▶ [EXERCISE INSTRUCTIONS]
Print all records exactly, leaving nothing out.

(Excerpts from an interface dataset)
..........
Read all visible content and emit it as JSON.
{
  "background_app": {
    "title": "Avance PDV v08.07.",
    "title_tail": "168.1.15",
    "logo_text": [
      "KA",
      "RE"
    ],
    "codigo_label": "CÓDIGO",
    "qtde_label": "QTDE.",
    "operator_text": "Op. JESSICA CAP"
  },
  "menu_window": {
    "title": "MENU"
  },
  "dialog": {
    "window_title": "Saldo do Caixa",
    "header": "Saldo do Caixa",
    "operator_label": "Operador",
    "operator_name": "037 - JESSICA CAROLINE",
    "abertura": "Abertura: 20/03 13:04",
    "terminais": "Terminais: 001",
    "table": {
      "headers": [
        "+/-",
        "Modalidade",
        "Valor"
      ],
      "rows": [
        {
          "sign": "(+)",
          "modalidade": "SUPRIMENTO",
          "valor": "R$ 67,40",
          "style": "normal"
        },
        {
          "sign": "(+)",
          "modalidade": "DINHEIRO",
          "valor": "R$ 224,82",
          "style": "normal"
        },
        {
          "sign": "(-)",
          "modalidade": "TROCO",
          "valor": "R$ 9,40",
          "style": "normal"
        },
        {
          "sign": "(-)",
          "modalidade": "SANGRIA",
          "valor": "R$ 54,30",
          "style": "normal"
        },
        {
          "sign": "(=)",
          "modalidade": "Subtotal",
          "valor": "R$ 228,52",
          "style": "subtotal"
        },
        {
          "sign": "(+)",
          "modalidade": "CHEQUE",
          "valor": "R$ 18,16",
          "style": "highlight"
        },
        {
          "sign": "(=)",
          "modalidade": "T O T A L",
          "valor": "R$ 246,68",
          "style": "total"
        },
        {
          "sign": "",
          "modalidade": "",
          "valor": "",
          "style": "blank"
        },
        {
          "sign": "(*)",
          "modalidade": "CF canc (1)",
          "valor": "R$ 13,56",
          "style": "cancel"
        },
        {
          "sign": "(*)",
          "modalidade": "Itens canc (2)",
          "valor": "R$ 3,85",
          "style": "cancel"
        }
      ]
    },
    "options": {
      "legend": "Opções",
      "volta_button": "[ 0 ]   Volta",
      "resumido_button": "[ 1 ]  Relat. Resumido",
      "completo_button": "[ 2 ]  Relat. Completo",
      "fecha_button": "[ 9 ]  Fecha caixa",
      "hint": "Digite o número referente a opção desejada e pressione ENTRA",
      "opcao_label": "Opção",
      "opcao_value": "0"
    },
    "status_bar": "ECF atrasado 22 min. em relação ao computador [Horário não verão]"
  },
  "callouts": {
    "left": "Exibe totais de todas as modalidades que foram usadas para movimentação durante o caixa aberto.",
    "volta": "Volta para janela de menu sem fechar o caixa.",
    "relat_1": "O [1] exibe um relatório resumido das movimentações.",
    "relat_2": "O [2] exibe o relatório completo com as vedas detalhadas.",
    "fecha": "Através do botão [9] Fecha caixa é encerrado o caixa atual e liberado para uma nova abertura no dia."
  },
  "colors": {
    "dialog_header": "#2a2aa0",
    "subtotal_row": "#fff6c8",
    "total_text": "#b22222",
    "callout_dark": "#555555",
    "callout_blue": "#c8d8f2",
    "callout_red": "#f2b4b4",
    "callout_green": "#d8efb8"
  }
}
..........
▶ [WRITTEN RESPONSE]
Read all visible content and emit it as JSON.
{
  "background_app": {
    "title": "Avance PDV v08.07.",
    "title_tail": "168.1.15",
    "logo_text": [
      "KA",
      "RE"
    ],
    "codigo_label": "CÓDIGO",
    "qtde_label": "QTDE.",
    "operator_text": "Op. JESSICA CAP"
  },
  "menu_window": {
    "title": "MENU"
  },
  "dialog": {
    "window_title": "Saldo do Caixa",
    "header": "Saldo do Caixa",
    "operator_label": "Operador",
    "operator_name": "037 - JESSICA CAROLINE",
    "abertura": "Abertura: 20/03 13:04",
    "terminais": "Terminais: 001",
    "table": {
      "headers": [
        "+/-",
        "Modalidade",
        "Valor"
      ],
      "rows": [
        {
          "sign": "(+)",
          "modalidade": "SUPRIMENTO",
          "valor": "R$ 67,40",
          "style": "normal"
        },
        {
          "sign": "(+)",
          "modalidade": "DINHEIRO",
          "valor": "R$ 224,82",
          "style": "normal"
        },
        {
          "sign": "(-)",
          "modalidade": "TROCO",
          "valor": "R$ 9,40",
          "style": "normal"
        },
        {
          "sign": "(-)",
          "modalidade": "SANGRIA",
          "valor": "R$ 54,30",
          "style": "normal"
        },
        {
          "sign": "(=)",
          "modalidade": "Subtotal",
          "valor": "R$ 228,52",
          "style": "subtotal"
        },
        {
          "sign": "(+)",
          "modalidade": "CHEQUE",
          "valor": "R$ 18,16",
          "style": "highlight"
        },
        {
          "sign": "(=)",
          "modalidade": "T O T A L",
          "valor": "R$ 246,68",
          "style": "total"
        },
        {
          "sign": "",
          "modalidade": "",
          "valor": "",
          "style": "blank"
        },
        {
          "sign": "(*)",
          "modalidade": "CF canc (1)",
          "valor": "R$ 13,56",
          "style": "cancel"
        },
        {
          "sign": "(*)",
          "modalidade": "Itens canc (2)",
          "valor": "R$ 3,85",
          "style": "cancel"
        }
      ]
    },
    "options": {
      "legend": "Opções",
      "volta_button": "[ 0 ]   Volta",
      "resumido_button": "[ 1 ]  Relat. Resumido",
      "completo_button": "[ 2 ]  Relat. Completo",
      "fecha_button": "[ 9 ]  Fecha caixa",
      "hint": "Digite o número referente a opção desejada e pressione ENTRA",
      "opcao_label": "Opção",
      "opcao_value": "0"
    },
    "status_bar": "ECF atrasado 22 min. em relação ao computador [Horário não verão]"
  },
  "callouts": {
    "left": "Exibe totais de todas as modalidades que foram usadas para movimentação durante o caixa aberto.",
    "volta": "Volta para janela de menu sem fechar o caixa.",
    "relat_1": "O [1] exibe um relatório resumido das movimentações.",
    "relat_2": "O [2] exibe o relatório completo com as vedas detalhadas.",
    "fecha": "Através do botão [9] Fecha caixa é encerrado o caixa atual e liberado para uma nova abertura no dia."
  },
  "colors": {
    "dialog_header": "#2a2aa0",
    "subtotal_row": "#fff6c8",
    "total_text": "#b22222",
    "callout_dark": "#555555",
    "callout_blue": "#c8d8f2",
    "callout_red": "#f2b4b4",
    "callout_green": "#d8efb8"
  }
}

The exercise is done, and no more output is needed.